The Borderlands of Science: Where Sense Meets Nonsense

By Michael Shermer | Go to book overview

2
THEORIES OF
EVERYTHING

Nonsense in the Name of Science

IN 1950, MARTIN GARDNER published an article in the Antioch Review entitled “The Hermit Scientist,” about what we would today call pseudoscientists. 1 It was Gardner's first-ever publication of a skeptical nature, and it launched not only a lifetime of critical analysis of fringe claims, but in 1952 (at the urging of his literary agent John T. Elliott) the article was expanded into a book-length treatment of the subject under the title In the Name of Science, with the descriptive subtitle “An entertaining survey of the high priests and cultists of science, past and present.” Published by Putnam, the book sold so poorly that it was quickly remaindered and lay dormant until 1957, when it was republished by Doverand has come down to us as Fads and Fallacies in the Name of Science, still in print and arguably the skeptic classic of the past half-century. 2 (Gardner realized his book had made it when he turned on the radio “at 3 a.m. one morning, when I was giving a bottle of milk to my newborn son, and being startled to hear a voice say, ‘Mr. Gardner is a liar.’ It was John Campbell, Jr., editor of Astounding Science Fiction, expressing his anger over the book's chapter on dianetics.”) 3

When we call something a “classic” we mean that it has staying power, relevance that transcends generations—a work that is not just for one age but all ages. Centuries after their composition we listen with fresh ears to Beethoven, Bach, and Mozart; we stand in line for hours to see Leonardo's Mona Lisa smiling across the epochs; and despite universal education and a population of

-50-

Notes for this page

Add a new note
If you are trying to select text to create highlights or citations, remember that you must now click or tap on the first word, and then click or tap on the last word.
One moment ...
Default project is now your active project.
Project items

Items saved from this book

This book has been saved
Highlights (0)
Some of your highlights are legacy items.

Highlights saved before July 30, 2012 will not be displayed on their respective source pages.

You can easily re-create the highlights by opening the book page or article, selecting the text, and clicking “Highlight.”

Citations (0)
Some of your citations are legacy items.

Any citation created before July 30, 2012 will labeled as a “Cited page.” New citations will be saved as cited passages, pages or articles.

We also added the ability to view new citations from your projects or the book or article where you created them.

Notes (0)
Bookmarks (0)

You have no saved items from this book

Project items include:
  • Saved book/article
  • Highlights
  • Quotes/citations
  • Notes
  • Bookmarks
Notes
Cite this page

Cited page

Style
Citations are available only to our active members.
Sign up now to cite pages or passages in MLA, APA and Chicago citation styles.

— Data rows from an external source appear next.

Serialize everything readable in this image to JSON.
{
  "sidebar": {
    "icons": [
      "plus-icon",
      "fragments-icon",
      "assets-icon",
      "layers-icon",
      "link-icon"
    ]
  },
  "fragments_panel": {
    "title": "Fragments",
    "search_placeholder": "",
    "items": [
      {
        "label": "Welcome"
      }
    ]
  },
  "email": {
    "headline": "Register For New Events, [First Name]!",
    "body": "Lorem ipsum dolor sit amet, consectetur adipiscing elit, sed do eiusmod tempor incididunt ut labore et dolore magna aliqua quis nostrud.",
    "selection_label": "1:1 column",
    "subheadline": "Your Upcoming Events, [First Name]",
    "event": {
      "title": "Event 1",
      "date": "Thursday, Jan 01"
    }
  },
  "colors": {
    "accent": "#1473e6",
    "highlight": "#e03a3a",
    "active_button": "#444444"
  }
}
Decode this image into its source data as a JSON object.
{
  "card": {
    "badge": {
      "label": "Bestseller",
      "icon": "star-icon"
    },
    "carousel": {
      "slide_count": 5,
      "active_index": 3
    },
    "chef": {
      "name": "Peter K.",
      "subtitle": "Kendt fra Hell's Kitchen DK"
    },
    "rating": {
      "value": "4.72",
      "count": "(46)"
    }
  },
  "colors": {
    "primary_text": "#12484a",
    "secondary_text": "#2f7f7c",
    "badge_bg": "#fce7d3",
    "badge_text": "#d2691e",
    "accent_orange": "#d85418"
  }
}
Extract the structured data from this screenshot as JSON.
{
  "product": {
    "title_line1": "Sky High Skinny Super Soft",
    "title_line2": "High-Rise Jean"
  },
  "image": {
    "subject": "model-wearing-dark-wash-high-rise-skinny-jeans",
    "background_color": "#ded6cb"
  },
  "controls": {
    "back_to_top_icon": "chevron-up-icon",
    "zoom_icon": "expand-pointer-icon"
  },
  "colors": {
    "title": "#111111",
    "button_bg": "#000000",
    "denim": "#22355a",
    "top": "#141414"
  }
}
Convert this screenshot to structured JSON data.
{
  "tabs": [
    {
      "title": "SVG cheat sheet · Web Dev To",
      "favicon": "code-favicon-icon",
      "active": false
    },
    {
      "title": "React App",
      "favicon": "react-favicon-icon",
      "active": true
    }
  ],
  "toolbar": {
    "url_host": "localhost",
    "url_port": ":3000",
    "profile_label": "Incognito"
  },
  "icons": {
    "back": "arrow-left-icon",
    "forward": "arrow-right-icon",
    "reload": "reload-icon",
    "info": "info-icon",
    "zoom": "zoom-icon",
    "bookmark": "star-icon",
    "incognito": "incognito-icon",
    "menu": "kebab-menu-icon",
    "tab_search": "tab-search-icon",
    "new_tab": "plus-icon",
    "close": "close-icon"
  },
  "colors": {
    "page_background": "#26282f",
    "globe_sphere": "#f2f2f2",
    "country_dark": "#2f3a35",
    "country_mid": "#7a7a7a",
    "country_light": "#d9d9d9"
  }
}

(Einhorn, 1992, p. 25)

(Einhorn 25)

1

1. Lois J. Einhorn, Abraham Lincoln, the Orator: Penetrating the Lincoln Legend (Westport, CT: Greenwood Press, 1992), 25, http://www.questia.com/read/27419298.

Cited page

Bookmark this page
The Borderlands of Science: Where Sense Meets Nonsense
Table of contents

Table of contents

Settings

Settings

Typeface
Text size Smaller Larger Reset View mode
Search within

Search within this book

Look up

Look up a word

  • Dictionary
  • Thesaurus
Please submit a word or phrase above.
Print this page

Print this page

Why can't I print more than one page at a time?

Help
Full screen
/ 360

matching results for page

    Questia reader help

    How to highlight and cite specific passages

    1. Click or tap the first word you want to select.
    2. Click or tap the last word you want to select, and you’ll see everything in between get selected.
    3. You’ll then get a menu of options like creating a highlight or a citation from that passage of text.

    OK, got it!

    Cited passage

    Style
    Citations are available only to our active members.
    Sign up now to cite pages or passages in MLA, APA and Chicago citation styles.

    "Portraying himself as an honest, ordinary person helped Lincoln identify with his audiences." (Einhorn, 1992, p. 25).

    "Portraying himself as an honest, ordinary person helped Lincoln identify with his audiences." (Einhorn 25)

    "Portraying himself as an honest, ordinary person helped Lincoln identify with his audiences."1

    1. Lois J. Einhorn, Abraham Lincoln, the Orator: Penetrating the Lincoln Legend (Westport, CT: Greenwood Press, 1992), 25, http://www.questia.com/read/27419298.

    Cited passage

    Thanks for trying Questia!

    Please continue trying out our research tools, but please note, full functionality is available only to our active members.

    Your work will be lost once you leave this Web page.

    For full access in an ad-free environment, sign up now for a FREE, 1-day trial.

    Already a member? Log in now.